It's Way Too Early to Pronounce the Tablet Wars Over
Mobile World Congress ended a few days ago, and while there was plenty of news out of the conference concerning tablet devices running the open source Android mobile OS, there are also plenty of people who have already ceded the tablet market to Apple, based on the enormous early success of the iPad. They argue that Apple has a pre-existing ecosystem of applications and users familiar with iOS, creating huge barriers to entry. The thing is, though, that's what everyone said about the opportunity for Android on smartphones. They said that it arrived too late, and that Apple's iPhone would run away with the whole market. They were wrong, and many people are wrong about the opportunity for new tablets, too.

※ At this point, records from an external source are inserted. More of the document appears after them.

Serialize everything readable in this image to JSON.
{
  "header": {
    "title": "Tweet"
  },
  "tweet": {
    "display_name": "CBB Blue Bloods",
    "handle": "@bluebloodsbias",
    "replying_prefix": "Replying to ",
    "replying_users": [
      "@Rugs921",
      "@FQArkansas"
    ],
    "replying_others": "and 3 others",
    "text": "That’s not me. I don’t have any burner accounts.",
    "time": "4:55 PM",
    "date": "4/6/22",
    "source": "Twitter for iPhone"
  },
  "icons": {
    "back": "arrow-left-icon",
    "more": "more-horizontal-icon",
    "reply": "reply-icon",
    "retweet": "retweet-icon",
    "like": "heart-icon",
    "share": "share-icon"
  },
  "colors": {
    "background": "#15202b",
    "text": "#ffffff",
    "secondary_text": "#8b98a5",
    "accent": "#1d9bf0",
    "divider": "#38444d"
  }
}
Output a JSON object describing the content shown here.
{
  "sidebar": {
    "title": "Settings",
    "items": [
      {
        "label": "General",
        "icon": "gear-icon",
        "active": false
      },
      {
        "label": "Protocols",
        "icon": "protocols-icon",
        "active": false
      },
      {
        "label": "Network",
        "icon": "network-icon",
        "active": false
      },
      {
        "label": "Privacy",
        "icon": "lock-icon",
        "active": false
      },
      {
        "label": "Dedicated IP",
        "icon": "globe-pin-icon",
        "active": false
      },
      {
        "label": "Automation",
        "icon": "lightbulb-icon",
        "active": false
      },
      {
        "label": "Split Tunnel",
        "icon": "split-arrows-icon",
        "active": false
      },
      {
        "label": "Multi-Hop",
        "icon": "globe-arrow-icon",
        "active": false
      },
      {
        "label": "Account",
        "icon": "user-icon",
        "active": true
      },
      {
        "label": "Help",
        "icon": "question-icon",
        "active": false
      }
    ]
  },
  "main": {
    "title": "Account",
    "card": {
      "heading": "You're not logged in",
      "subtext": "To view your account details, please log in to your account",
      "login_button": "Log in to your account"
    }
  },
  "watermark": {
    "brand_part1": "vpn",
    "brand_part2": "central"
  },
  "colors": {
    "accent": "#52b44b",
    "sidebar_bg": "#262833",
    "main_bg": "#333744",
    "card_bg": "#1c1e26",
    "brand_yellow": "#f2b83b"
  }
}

The iPad has become a cultural phenomenon. Just this weekend I was reading an interview with comedian Chris Rock in Esquire, where he was calling the iPad his "office," and he sounded like he uses it at the exclusion of all other devices except probably a phone. At Mobile World Congress, many iPad competitors were shown, some running the Honeycomb version of Android. PCMag liked some of the Android tablets seen at the conference, but lots of people have ceded the tablet market to Apple.
What you have to remember is that Android itself provides the best example of how rapidly a competitor to the iPad could be taken very seriously. As recently as March of 2009, everyone was questioning why there weren't more smartphones running Android, including us. And what happened before March of 2009? Mobile World Congress did. This is the conference where everyone decides what is going to succeed and fail each year on the mobile front, but in 2009, people who saw few Android phones and pronounced Android dead were dead wrong. Android is flourishing.
It will flourish in the tablet market as well, especially as applications mature for Android tablets. It's not hard to find naysayers when it comes to Android tablets, but it's entirely likely that Android will see an upswing on tablets similar to the surprise upswing it saw on smartphones. Just give these tablets time.